NAIROBI (Reuters) – America has renewed a "permanent diplomatic presence" in Somalia, a state Department said, nearly 20 years after the U.S. embassy was closed as a civil war raged while in the Horn of Africa country.

Somalia is seeking to get over the conflict that engulfed the region in 1991, when clan warlords overthrew a dictator then started the other person.

"This historic event reflects Somalia's progress in recent years which is another breakthrough in formalizing U.S. diplomatic engagement in Mogadishu," the state of hawaii Department said in a very statement late on Tuesday.

Somalia has lately faced an insurgency because of the al Qaeda-linked al Shabaab militant group, in addition to famine and maritime piracy.
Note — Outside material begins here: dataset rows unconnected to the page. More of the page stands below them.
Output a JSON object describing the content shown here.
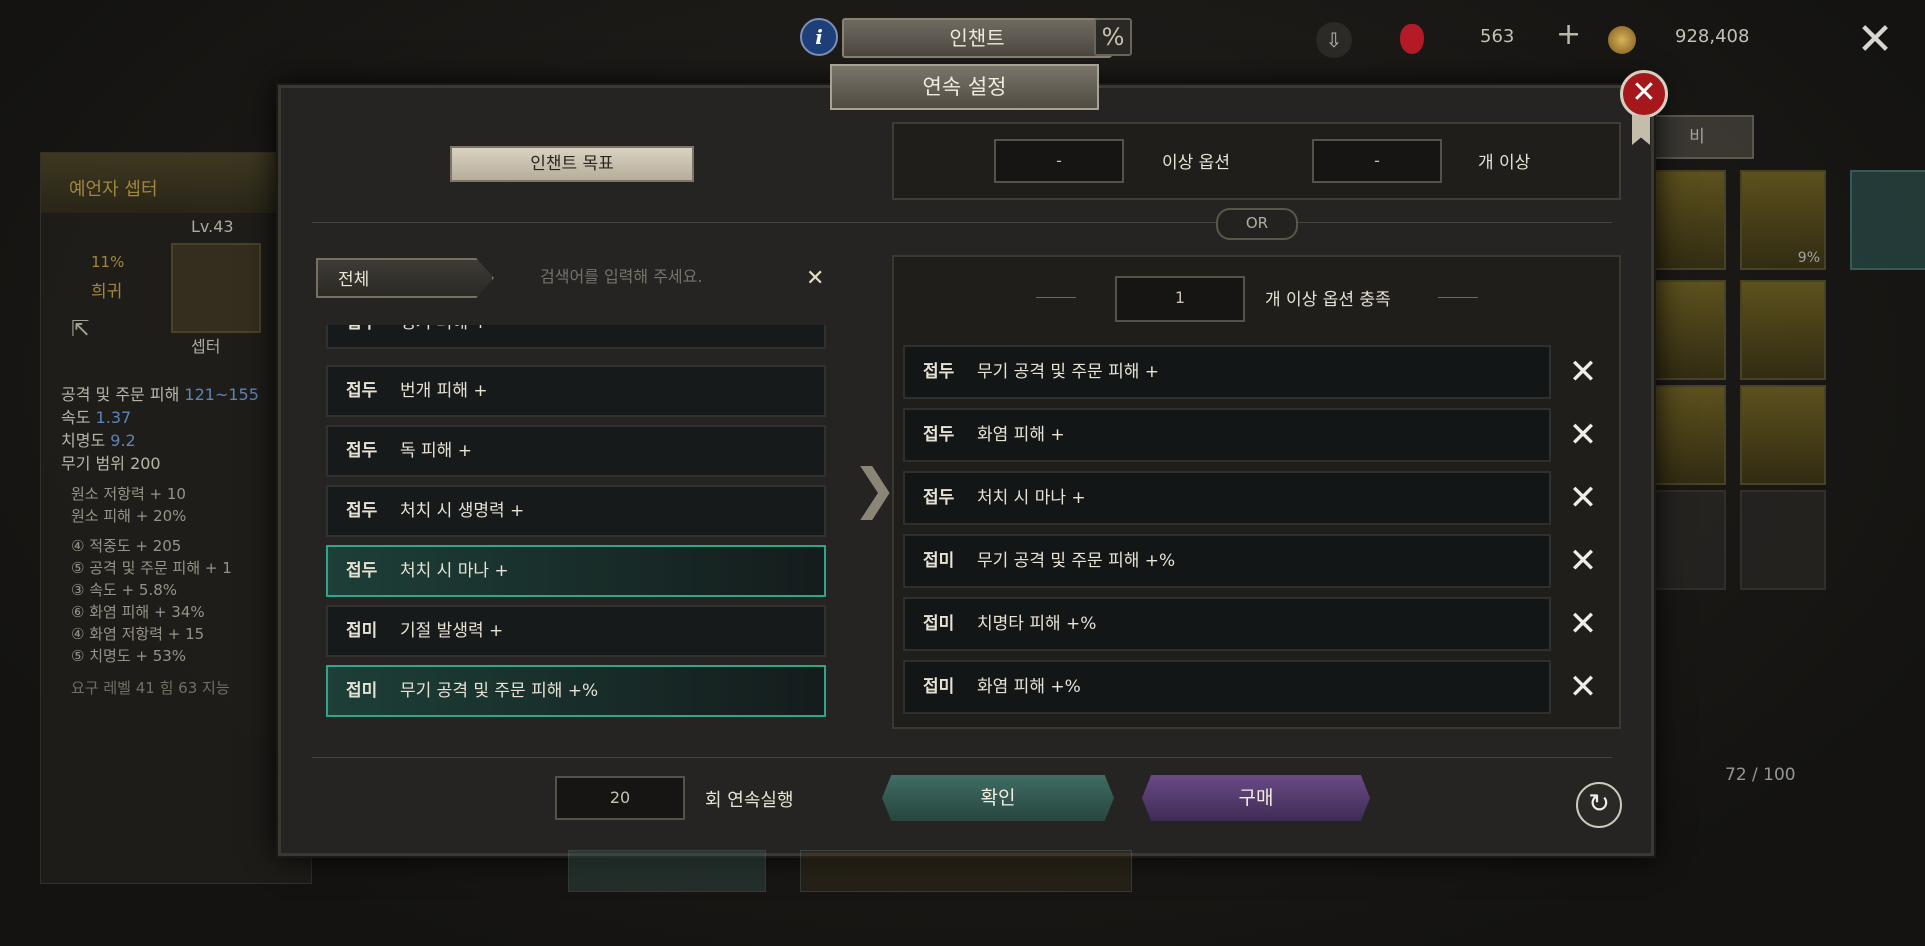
{
  "hud": {
    "title": "인챈트",
    "info_icon": "i",
    "percent_icon": "%",
    "gems": "563",
    "gold": "928,408",
    "close_glyph": "✕"
  },
  "left_panel": {
    "item_name": "예언자 셉터",
    "level": "Lv.43",
    "rarity_pct": "11%",
    "rarity": "희귀",
    "type": "셉터",
    "stats": [
      {
        "label": "공격 및 주문 피해",
        "value": "121~155"
      },
      {
        "label": "속도",
        "value": "1.37"
      },
      {
        "label": "치명도",
        "value": "9.2"
      },
      {
        "label": "무기 범위",
        "value": "200"
      }
    ],
    "bonus": [
      "원소 저항력 + 10",
      "원소 피해 + 20%"
    ],
    "enchants": [
      "④ 적중도 + 205",
      "⑤ 공격 및 주문 피해 + 1",
      "③ 속도 + 5.8%",
      "⑥ 화염 피해 + 34%",
      "④ 화염 저항력 + 15",
      "⑤ 치명도 + 53%"
    ],
    "requirement": "요구 레벨 41 힘 63 지능"
  },
  "right_panel": {
    "slot_pct": "9%",
    "capacity": "72 / 100",
    "title_fragment": "비"
  },
  "modal": {
    "title": "연속 설정",
    "target_label": "인챈트 목표",
    "top_filter": {
      "option_count_value": "-",
      "option_label": "이상 옵션",
      "min_count_value": "-",
      "min_count_label": "개 이상"
    },
    "or_label": "OR",
    "tab_all": "전체",
    "search_placeholder": "검색어를 입력해 주세요.",
    "search_clear": "✕",
    "available_options": [
      {
        "prefix": "접두",
        "text": "냉기 피해 +",
        "selected": false
      },
      {
        "prefix": "접두",
        "text": "번개 피해 +",
        "selected": false
      },
      {
        "prefix": "접두",
        "text": "독 피해 +",
        "selected": false
      },
      {
        "prefix": "접두",
        "text": "처치 시 생명력 +",
        "selected": false
      },
      {
        "prefix": "접두",
        "text": "처치 시 마나 +",
        "selected": true
      },
      {
        "prefix": "접미",
        "text": "기절 발생력 +",
        "selected": false
      },
      {
        "prefix": "접미",
        "text": "무기 공격 및 주문 피해 +%",
        "selected": true
      }
    ],
    "transfer_arrow": "❯",
    "satisfy_count": "1",
    "satisfy_label": "개 이상 옵션 충족",
    "chosen_options": [
      {
        "prefix": "접두",
        "text": "무기 공격 및 주문 피해 +"
      },
      {
        "prefix": "접두",
        "text": "화염 피해 +"
      },
      {
        "prefix": "접두",
        "text": "처치 시 마나 +"
      },
      {
        "prefix": "접미",
        "text": "무기 공격 및 주문 피해 +%"
      },
      {
        "prefix": "접미",
        "text": "치명타 피해 +%"
      },
      {
        "prefix": "접미",
        "text": "화염 피해 +%"
      }
    ],
    "remove_glyph": "✕",
    "repeat_count": "20",
    "repeat_label": "회 연속실행",
    "confirm_label": "확인",
    "buy_label": "구매",
    "refresh_glyph": "↻",
    "close_glyph": "✕"
  },
  "colors": {
    "selected_border": "#2fa58a",
    "confirm_button": "#3f6d64",
    "buy_button": "#6a4a86",
    "close_red": "#a4171b",
    "rarity_gold": "#c8a548"
  },
  "icons": [
    "info-icon",
    "percent-icon",
    "download-icon",
    "ruby-icon",
    "plus-icon",
    "gold-coin-icon",
    "close-icon",
    "remove-icon",
    "refresh-icon",
    "chevron-right-icon",
    "share-icon"
  ]
}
While parts of the country are full of militant violence, a certain amount of stability from the capital, Mogadishu, has drawn investment from Somalis at home and abroad.

In September, the globe Bank approved $80 million in grants to Somalia to afford public finance reforms, the initial disbursement towards the country in 10 years.

The United States carries out periodic air strikes in Somalia simply the U.N.-backed government and it is fight al-Shabaab.

The militant group withdrew from Mogadishu next year, but it really retains a solid presence in areas beyond your capital.

"Our return demonstrates the United States' resolve forpersistance to further advance stability, democracy, and economic development that happen to be in the interest of both nations," the State Department said.